Joseph Hawkins knew the power of a good tip. But his tip wasn’t information. It was currency.
“It was common for a server to come back to the table,” said Hawkins’ daughter, Katie Hawkins-Gaar of Atlanta. “And they’d always say, ‘Thank you’. But the first question was often if the tip was correct, you know? If he meant to give them that much.”
Hawkins-Gaar said she remembers dining with her father in East Atlanta when the woman who’d been serving their table walked up, almost in tears.
“She said, ‘Thank you so much, I can make my rent now.’ And I will never forget that,” his daughter said.
Hawkins, an Army kid born in Fort Hood, Texas, believed it was his duty to generously tip people in the service industry, said Janet Hawkins, his wife of more than 33 years.
“I was so impressed with how generous he was and that was when we were dating,” she said. “He generally tipped between 30 and 40 percent of the bill. And if it was a place where he knew the server, it was often more.”
Joseph Brent Hawkins of Ellenwood died Friday of complications from cancer. He was 58.
A memorial service is planned for 2 p.m. on Saturday at Columbia Presbyterian Church, Decatur. A.S. Turner & Sons Funeral Home is in charge of cremation arrangements.

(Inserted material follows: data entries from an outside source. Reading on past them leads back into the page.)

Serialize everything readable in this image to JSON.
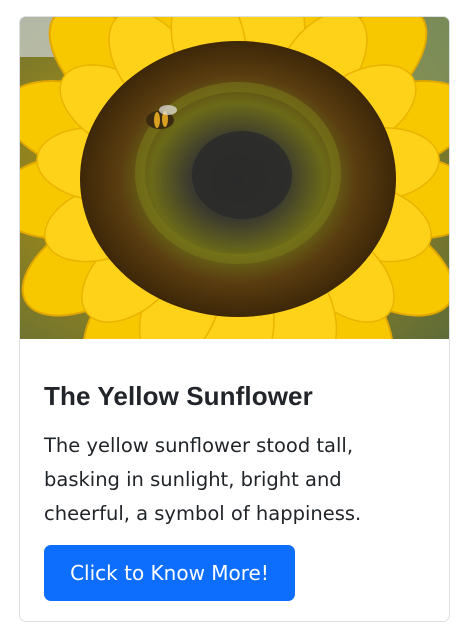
{
  "card": {
    "image_alt": "sunflower with a bee",
    "title": "The Yellow Sunflower",
    "text": "The yellow sunflower stood tall, basking in sunlight, bright and cheerful, a symbol of happiness.",
    "button_label": "Click to Know More!"
  },
  "colors": {
    "button_bg": "#0d6efd",
    "petal": "#f6c600",
    "center": "#3a2a10"
  }
}
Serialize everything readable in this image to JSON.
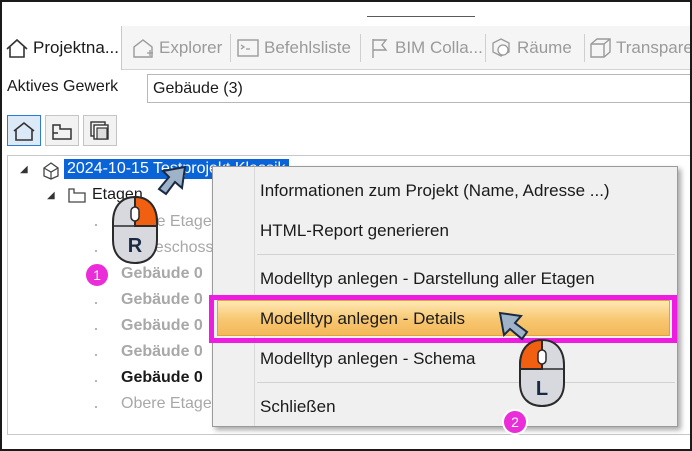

In lieu of flowers, the family is encouraging people to “leave a generous tip at their restaurant or bar of choice,” his daughter said. “It is just what he would have wanted.”
Hawkins-Gaar said her father’s commitment to such generosity while on a teacher’s salary was not lost on her.
“Both of my parents were teachers,” she said. “So it couldn’t have been easy.”
At the time of his death, Hawkins was an art teacher at Stockbridge Middle School, where he was voted teacher of the year, his daughter said, for the third time in his more than 25-year career. Hawkins was also a finalist for Henry County teacher of the year.
“He was teacher of the year at three different schools,” Hawkins-Gaar said. “The first time was in 1993, the second was in 2003 and then this one in 2013. Many of the younger teachers he worked with thought of him as a mentor and we’ve heard so many stories this week.”
A former Army medic, Hawkins moved to Atlanta from New Orleans in 1988, when he got a job teaching art in Atlanta Public Schools, his wife said. Art was central to his life and he chose to teach because it was a way to share his talent and receive a steady paycheck, she said.
Erica Jamison, executive director of MINT, a non-profit arts organization, said Hawkins was a generous contributor to her organization.
“It is almost indescribable how he gave without expecting anything in return,” she said. “He and his wife gave because it was important to them. It was amazing.”
Hawkins’ daughter said the artist taught more than good tipping habits; he taught life lessons. When he felt moved to dance, he danced with reckless abandon. Hawkins-Gaar said she and her brother, Rory, learned to appreciate their father’s understanding of life.
“When we were younger, we’d be embarrassed, but as we got older we understood he was just being himself,” she said. “He was always himself and he taught me to truly be myself, no matter what anybody thought.”
In addition to his wife and children, Hawkins is survived by several extended family members.